Task brief:
Pull every line holding the word "this" out of the data and copy it.

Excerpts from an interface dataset
'''
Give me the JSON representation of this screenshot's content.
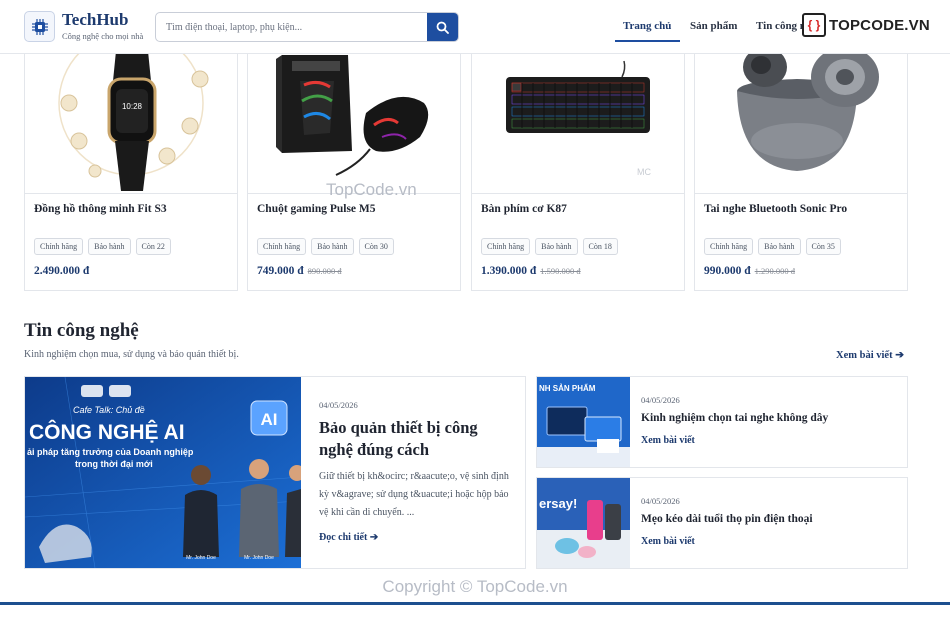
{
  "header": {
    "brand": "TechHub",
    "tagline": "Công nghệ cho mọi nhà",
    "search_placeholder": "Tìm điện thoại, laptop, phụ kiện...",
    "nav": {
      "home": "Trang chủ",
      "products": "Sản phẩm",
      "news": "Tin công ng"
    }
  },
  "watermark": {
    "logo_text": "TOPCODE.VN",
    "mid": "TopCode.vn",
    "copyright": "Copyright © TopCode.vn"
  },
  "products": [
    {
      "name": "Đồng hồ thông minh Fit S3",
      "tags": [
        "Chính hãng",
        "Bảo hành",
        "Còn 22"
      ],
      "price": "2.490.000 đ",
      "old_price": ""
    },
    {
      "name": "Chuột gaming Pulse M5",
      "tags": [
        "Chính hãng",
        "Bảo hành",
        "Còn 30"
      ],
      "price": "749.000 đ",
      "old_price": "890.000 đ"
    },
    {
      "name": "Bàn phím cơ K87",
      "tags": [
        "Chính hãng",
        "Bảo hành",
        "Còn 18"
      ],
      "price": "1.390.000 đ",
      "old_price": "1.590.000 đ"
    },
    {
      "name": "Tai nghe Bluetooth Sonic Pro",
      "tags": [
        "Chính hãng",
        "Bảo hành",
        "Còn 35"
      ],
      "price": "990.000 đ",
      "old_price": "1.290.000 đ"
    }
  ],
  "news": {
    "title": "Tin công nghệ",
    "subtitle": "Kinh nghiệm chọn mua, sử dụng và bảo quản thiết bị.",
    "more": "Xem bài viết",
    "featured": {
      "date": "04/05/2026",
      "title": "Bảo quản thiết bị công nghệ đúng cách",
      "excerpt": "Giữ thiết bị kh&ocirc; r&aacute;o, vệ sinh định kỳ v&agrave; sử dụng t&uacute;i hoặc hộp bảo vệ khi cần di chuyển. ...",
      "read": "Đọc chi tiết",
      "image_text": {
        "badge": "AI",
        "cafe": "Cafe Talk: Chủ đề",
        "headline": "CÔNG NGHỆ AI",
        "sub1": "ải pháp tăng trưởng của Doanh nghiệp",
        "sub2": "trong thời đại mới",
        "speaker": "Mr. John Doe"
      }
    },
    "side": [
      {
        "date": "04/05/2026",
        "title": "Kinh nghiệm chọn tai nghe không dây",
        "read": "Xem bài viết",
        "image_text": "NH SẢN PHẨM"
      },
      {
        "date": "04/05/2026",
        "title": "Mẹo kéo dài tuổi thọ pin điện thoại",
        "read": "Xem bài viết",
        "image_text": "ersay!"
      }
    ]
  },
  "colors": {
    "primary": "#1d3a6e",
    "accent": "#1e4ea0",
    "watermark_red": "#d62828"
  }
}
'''
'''
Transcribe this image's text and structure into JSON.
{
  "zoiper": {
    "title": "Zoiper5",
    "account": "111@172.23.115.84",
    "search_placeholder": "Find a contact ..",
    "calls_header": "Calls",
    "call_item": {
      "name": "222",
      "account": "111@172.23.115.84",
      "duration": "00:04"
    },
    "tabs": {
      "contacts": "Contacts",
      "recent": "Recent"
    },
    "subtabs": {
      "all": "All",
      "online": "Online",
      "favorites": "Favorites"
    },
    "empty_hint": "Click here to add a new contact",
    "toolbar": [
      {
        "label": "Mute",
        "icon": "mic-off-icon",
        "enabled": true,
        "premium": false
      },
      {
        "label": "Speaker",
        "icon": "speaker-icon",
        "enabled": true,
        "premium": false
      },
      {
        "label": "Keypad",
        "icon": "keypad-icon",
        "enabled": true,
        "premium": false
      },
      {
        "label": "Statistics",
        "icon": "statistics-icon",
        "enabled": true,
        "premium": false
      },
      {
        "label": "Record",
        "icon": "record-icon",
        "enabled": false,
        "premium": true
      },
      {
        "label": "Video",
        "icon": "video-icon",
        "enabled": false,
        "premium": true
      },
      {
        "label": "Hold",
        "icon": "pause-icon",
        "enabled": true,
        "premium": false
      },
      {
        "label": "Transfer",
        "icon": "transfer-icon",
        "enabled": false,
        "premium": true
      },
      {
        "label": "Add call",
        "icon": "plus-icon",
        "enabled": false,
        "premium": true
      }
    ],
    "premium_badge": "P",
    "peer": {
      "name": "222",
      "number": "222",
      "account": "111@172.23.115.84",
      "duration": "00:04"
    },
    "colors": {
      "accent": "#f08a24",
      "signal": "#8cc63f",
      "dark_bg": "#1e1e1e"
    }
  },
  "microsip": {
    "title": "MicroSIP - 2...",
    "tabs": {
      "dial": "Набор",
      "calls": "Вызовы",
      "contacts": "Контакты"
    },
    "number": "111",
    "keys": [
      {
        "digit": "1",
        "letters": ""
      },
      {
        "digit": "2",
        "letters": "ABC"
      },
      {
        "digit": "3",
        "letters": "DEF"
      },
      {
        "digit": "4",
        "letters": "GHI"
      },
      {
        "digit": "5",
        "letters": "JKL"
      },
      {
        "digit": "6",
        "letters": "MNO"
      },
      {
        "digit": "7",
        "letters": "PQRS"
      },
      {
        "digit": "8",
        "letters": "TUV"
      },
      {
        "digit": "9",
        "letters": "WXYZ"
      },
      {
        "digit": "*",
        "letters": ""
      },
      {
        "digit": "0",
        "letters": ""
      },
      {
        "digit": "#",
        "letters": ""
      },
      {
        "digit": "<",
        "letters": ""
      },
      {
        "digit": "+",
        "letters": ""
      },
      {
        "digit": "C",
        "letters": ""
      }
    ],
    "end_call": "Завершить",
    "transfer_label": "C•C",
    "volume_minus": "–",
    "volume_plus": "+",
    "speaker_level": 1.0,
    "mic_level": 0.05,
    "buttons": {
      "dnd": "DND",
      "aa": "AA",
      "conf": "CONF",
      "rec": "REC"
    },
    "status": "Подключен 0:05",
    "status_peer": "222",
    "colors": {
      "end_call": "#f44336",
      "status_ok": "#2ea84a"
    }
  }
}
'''
Solved exercise:
Give me the JSON representation of this screenshot's content.
Transcribe this image's text and structure into JSON.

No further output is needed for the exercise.